This study investigates the effects of parent-child shared book reading and metalinguistic training on the language and literacy skills of 148 kindergartners in Hong Kong. Children were pretested on Chinese character recognition, vocabulary, morphological awareness, and reading interest and then assigned randomly to 1 of 4 conditions: the dialogic reading with morphology training (DR + MT), dialogic reading (DR), typical reading, or control condition. After a 12-week intervention period, the DR intervention yielded greater gains in vocabulary, and the DR + MT intervention yielded greater improvement in character recognition and morphological awareness. Both interventions enhanced children's reading interest. Results confirm that different home literacy approaches influence children's oral and written language skills differently: Shared book reading promotes language development, whereas parents' explicit metalinguistic training within a shared book reading context better prepares children for learning to read. Copyright © 2008 by the American Psychological Association.
CitationChow, B. W.-Y., McBride-Chang, C., Cheung, H., & Chow, C. S.-L. (2008). Dialogic reading and morphology training in Chinese children: Effects on language and literacy. Developmental Psychology, 44(1), 233-244. doi: 10.1037/0012-16220.127.116.11
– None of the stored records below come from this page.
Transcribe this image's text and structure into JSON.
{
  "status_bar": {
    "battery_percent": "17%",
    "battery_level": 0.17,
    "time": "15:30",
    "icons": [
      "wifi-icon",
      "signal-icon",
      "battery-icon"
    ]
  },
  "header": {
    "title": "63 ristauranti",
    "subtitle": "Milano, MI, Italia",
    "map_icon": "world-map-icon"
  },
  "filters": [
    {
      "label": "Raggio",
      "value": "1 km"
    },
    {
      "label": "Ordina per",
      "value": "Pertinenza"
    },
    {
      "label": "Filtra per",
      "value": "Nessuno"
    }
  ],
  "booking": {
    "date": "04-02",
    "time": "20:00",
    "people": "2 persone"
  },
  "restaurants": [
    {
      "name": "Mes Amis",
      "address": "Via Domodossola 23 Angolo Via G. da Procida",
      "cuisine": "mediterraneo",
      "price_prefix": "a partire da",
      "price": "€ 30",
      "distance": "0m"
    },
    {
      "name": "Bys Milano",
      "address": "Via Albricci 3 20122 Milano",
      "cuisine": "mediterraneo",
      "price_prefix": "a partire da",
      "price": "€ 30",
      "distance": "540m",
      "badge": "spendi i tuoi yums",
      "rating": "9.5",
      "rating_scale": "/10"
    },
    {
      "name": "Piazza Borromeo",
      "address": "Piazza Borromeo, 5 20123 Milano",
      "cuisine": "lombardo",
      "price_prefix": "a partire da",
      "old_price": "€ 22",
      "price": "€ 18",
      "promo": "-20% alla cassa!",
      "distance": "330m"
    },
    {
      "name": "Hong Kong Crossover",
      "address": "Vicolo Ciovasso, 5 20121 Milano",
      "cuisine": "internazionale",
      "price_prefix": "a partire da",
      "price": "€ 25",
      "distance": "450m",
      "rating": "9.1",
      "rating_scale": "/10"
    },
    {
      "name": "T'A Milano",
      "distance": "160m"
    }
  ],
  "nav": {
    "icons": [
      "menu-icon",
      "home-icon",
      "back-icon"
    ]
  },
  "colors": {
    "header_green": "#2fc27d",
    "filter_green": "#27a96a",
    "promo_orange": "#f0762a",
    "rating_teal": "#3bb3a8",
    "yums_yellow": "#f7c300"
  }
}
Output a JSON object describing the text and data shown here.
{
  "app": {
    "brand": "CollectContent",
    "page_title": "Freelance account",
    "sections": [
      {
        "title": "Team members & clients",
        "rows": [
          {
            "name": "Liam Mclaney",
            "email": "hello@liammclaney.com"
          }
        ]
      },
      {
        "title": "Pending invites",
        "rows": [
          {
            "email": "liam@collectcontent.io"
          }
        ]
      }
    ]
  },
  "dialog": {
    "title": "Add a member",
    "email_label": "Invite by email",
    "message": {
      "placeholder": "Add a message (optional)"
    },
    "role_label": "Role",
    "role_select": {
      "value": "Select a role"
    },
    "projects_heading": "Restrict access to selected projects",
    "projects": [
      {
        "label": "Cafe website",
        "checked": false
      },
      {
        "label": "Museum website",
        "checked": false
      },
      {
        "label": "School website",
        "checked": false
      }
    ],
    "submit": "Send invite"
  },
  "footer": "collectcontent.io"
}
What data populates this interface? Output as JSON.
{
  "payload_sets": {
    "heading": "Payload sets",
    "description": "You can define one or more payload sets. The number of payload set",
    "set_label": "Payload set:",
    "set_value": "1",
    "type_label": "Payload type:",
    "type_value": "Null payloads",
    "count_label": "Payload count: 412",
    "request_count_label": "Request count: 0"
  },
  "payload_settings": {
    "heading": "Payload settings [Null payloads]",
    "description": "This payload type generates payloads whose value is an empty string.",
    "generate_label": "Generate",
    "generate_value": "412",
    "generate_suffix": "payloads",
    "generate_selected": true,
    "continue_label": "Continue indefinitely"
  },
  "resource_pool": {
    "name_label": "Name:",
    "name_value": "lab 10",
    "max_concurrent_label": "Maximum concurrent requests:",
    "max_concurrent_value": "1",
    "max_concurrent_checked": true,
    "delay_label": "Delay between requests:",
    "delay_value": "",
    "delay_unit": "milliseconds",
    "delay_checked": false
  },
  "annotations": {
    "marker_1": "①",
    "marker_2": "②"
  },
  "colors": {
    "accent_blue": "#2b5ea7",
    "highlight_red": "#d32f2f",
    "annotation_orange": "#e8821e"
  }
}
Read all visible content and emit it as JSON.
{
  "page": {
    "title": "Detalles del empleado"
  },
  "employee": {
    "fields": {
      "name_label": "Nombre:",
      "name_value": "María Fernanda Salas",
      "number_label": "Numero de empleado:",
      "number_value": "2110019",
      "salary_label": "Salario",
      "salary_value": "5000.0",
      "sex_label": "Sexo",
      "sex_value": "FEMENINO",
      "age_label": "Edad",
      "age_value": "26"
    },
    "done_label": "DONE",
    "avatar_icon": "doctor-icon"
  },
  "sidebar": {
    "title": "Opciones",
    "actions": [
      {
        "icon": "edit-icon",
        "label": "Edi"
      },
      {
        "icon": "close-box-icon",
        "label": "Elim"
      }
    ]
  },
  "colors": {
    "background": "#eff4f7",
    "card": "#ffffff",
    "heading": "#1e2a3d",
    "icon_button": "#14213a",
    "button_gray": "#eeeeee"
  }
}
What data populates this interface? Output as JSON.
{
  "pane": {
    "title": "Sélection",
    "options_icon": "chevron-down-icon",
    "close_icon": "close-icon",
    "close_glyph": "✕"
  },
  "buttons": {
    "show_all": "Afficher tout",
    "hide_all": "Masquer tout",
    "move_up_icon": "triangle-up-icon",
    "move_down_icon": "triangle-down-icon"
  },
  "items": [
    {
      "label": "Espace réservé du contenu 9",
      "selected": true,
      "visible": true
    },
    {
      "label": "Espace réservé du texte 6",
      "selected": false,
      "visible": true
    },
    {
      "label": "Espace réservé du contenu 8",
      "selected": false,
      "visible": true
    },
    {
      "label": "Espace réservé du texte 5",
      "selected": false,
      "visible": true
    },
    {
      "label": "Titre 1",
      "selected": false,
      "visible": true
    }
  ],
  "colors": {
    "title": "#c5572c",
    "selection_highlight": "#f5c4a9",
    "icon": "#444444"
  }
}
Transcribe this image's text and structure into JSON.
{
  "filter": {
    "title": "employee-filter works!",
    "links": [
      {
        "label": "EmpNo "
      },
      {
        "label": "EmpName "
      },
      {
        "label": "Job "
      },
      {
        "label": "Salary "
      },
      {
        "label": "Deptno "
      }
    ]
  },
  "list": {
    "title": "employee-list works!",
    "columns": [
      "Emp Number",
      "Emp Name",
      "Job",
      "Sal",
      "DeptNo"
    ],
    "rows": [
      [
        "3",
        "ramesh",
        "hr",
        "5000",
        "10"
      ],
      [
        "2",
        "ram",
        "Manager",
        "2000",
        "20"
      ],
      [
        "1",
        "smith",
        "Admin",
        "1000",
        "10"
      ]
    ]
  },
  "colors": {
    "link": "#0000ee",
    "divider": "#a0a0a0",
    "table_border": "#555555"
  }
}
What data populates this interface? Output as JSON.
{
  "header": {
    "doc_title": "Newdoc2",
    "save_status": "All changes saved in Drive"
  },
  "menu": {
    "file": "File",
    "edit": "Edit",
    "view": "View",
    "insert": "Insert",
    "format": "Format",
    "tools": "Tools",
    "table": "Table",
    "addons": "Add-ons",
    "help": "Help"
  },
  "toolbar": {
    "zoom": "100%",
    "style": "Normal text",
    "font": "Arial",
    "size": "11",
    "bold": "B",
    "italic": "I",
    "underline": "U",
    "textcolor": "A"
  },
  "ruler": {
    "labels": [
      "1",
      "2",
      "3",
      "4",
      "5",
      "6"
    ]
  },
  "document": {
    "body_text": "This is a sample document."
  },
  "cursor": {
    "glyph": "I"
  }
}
- Dialogic reading
- Morphological training
- Character recognition